After the prosperity and freedom of the 1920s, the subsequent decade in Europe grew more ominous with each passing year. As national economies declined, the remedies proposed by fascism seemed increasingly appealing to many, and the liberal intelligentsia was everywhere on the defensive. Miró could have hid behind his own success, and in fact he was spending more time in his farm at Montroig and was less frequently seen in Paris. His career was on a steady track—in 1935 there were exhibitions of his work in Brussels, Tenerife and Prague—and his private and family life was settled and harmonious. Miró was nevertheless attuned to the political and social currents around him, and in a series of pastels drawn in the summer of 1934 he suddenly evoked a new and startling sense of menace. These were the first of a series of works executed over the next four years which the artist himself called his "savage paintings." As Jacques Dupin has observed, the year 1935 in which the present work, Femme, was completed, marked an abrupt change in Miró's painting. The artist's imagination turned to grotesque, savage and anxiety-ridden imagery. "From the beginning of 1935, and for some years thereafter, no matter what Miró set out to do, his brush conjured up nothing but monsters" (Miró, New York, 1962, p. 265).

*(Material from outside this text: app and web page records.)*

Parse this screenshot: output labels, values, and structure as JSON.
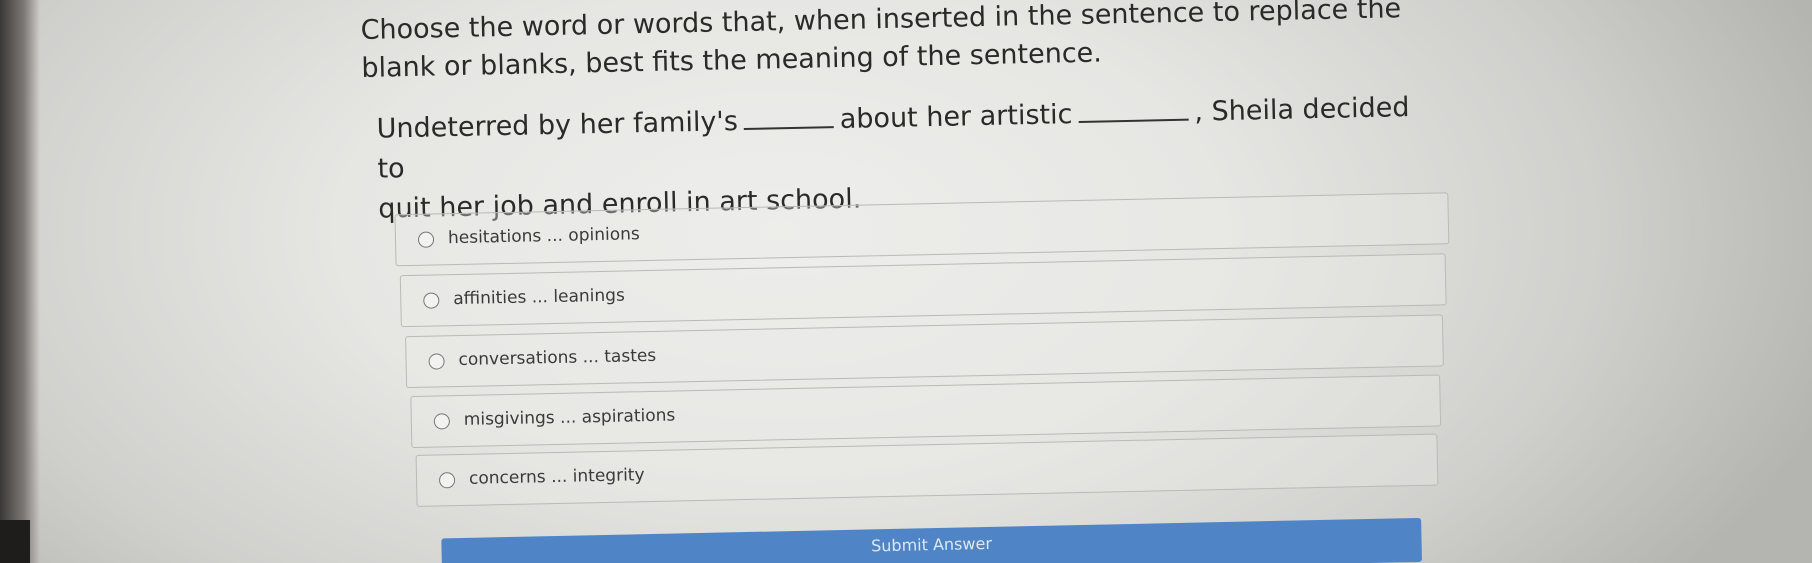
{
  "question": {
    "instruction_line1": "Choose the word or words that, when inserted in the sentence to replace the",
    "instruction_line2": "blank or blanks, best fits the meaning of the sentence.",
    "sentence_part1": "Undeterred by her family's",
    "sentence_part2": "about her artistic",
    "sentence_part3": ", Sheila decided to",
    "sentence_part4": "quit her job and enroll in art school."
  },
  "options": [
    {
      "label": "hesitations ... opinions"
    },
    {
      "label": "affinities ... leanings"
    },
    {
      "label": "conversations ... tastes"
    },
    {
      "label": "misgivings ... aspirations"
    },
    {
      "label": "concerns ... integrity"
    }
  ],
  "submit_label": "Submit Answer",
  "colors": {
    "accent": "#4f85c6",
    "text": "#2a2a2a"
  }
}
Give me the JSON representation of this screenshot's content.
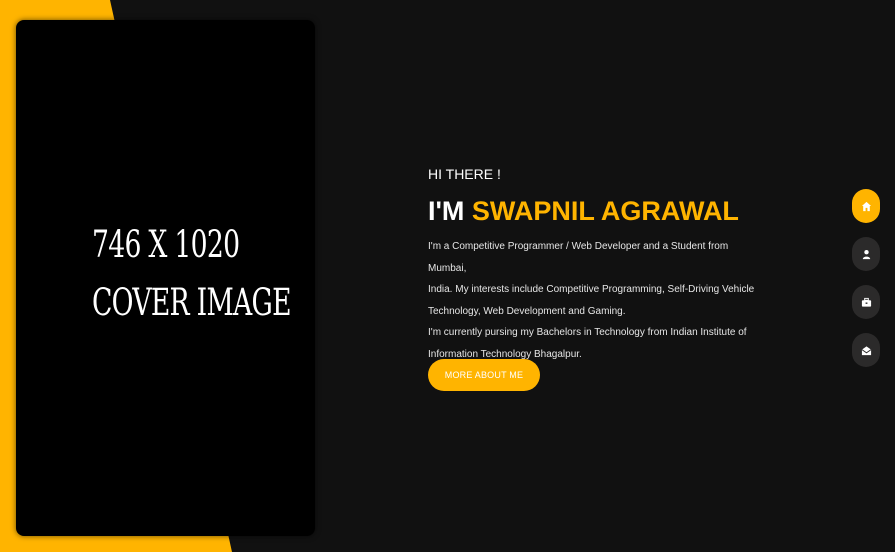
{
  "colors": {
    "accent": "#ffb400",
    "background": "#111111",
    "nav_bubble": "#2b2a2a"
  },
  "cover": {
    "line1": "746 X 1020",
    "line2": "COVER IMAGE"
  },
  "hero": {
    "greeting": "HI THERE !",
    "headline_prefix": "I'M ",
    "name": "SWAPNIL AGRAWAL",
    "bio_line1": "I'm a Competitive Programmer / Web Developer and a Student from Mumbai,",
    "bio_line2": "India. My interests include Competitive Programming, Self-Driving Vehicle",
    "bio_line3": "Technology, Web Development and Gaming.",
    "bio_line4": "I'm currently pursing my Bachelors in Technology from Indian Institute of",
    "bio_line5": "Information Technology Bhagalpur.",
    "button_label": "MORE ABOUT ME"
  },
  "nav": [
    {
      "icon": "home-icon",
      "active": true
    },
    {
      "icon": "user-icon",
      "active": false
    },
    {
      "icon": "briefcase-icon",
      "active": false
    },
    {
      "icon": "envelope-icon",
      "active": false
    }
  ]
}
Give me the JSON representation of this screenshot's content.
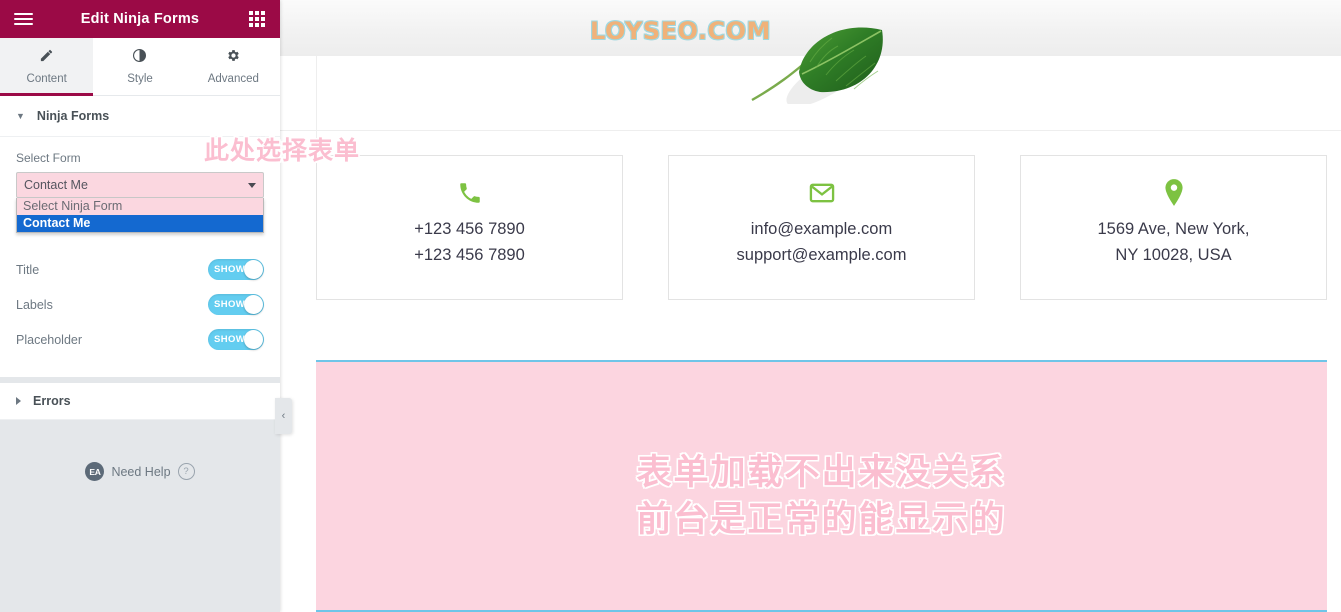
{
  "panel": {
    "header": {
      "title": "Edit Ninja Forms",
      "menu_icon": "hamburger-icon",
      "apps_icon": "grid-apps-icon"
    },
    "tabs": [
      {
        "label": "Content",
        "icon": "pencil-icon",
        "active": true
      },
      {
        "label": "Style",
        "icon": "contrast-icon",
        "active": false
      },
      {
        "label": "Advanced",
        "icon": "gear-icon",
        "active": false
      }
    ],
    "section": {
      "title": "Ninja Forms",
      "expanded": true,
      "caret_icon": "chevron-down-icon"
    },
    "select_form": {
      "label": "Select Form",
      "value": "Contact Me",
      "open": true,
      "caret_icon": "chevron-down-icon",
      "options": [
        {
          "label": "Select Ninja Form",
          "selected": false
        },
        {
          "label": "Contact Me",
          "selected": true
        }
      ]
    },
    "options": [
      {
        "label": "Title",
        "toggle_text": "SHOW",
        "on": true
      },
      {
        "label": "Labels",
        "toggle_text": "SHOW",
        "on": true
      },
      {
        "label": "Placeholder",
        "toggle_text": "SHOW",
        "on": true
      }
    ],
    "errors_section": {
      "title": "Errors",
      "expanded": false,
      "caret_icon": "chevron-right-icon"
    },
    "need_help": {
      "badge": "EA",
      "label": "Need Help",
      "question_icon": "question-mark-icon",
      "question_glyph": "?"
    },
    "collapse_tab": {
      "icon": "chevron-left-icon",
      "glyph": "‹"
    }
  },
  "preview": {
    "watermark": "LOYSEO.COM",
    "leaf_icon": "green-leaf-image",
    "cards": [
      {
        "icon": "phone-icon",
        "lines": [
          "+123 456 7890",
          "+123 456 7890"
        ]
      },
      {
        "icon": "envelope-icon",
        "lines": [
          "info@example.com",
          "support@example.com"
        ]
      },
      {
        "icon": "map-pin-icon",
        "lines": [
          "1569 Ave, New York,",
          "NY 10028, USA"
        ]
      }
    ],
    "form_placeholder": {
      "annotation_line1": "表单加载不出来没关系",
      "annotation_line2": "前台是正常的能显示的"
    }
  },
  "annotations": {
    "select_form_hint": "此处选择表单"
  },
  "colors": {
    "brand": "#9b0a46",
    "accent_green": "#7dc242",
    "toggle_on": "#63cdf0",
    "option_selected": "#1469d0",
    "annotation_pink": "#fbbed0",
    "highlight_pink": "#fbd1de",
    "band_pink": "#fcd5e0",
    "band_border_blue": "#6fc5e8"
  }
}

The figure in the present painting is both alluring and feminine as well as disjointed and monstrous—with her elegant eye lashes, puckered lips and perfectly round breasts that are off-set by her wildly swinging and distorted arms and oversized head. Standing on top of a mountain of dense black that starkly contrasts the energy of the color fields behind her, punctuated by the artist's own fingerprints, Femme typifies what Roland Penrose discussed the works of 1935 as: "The biomorphic shapes in pure colour, which had moved in rhythmic dance in the compositions of 1933, now became solidified into fierce embodiments of female monsters seen in brilliant colour" (Miró, London, 1970, pp. 49-51).
Dupin notes that Miró attempted to fight off the growing presence of these monstrous figures in his work and this effort is best expressed through his gouaches of 1935: "The gouaches done in the summer of 1935 have shown us how Miró was sometimes surprised and overwhelmed by the images of terror that pursued him. We saw, too, how sometimes he succeeded, by force of will or trickery, to drive them away or otherwise get free of them. He had not accepted their intrusion as an irresistible fatality, still less as a possible means of salvation. In the end, however, the monsters defeated him; they came to stay. In the fall of 1935 he realized that he would be able to free himself from them, if ever, only by putting all his resources at their disposal—his palette, his line, his sensibility, and his intelligence" (ibid., p. 199).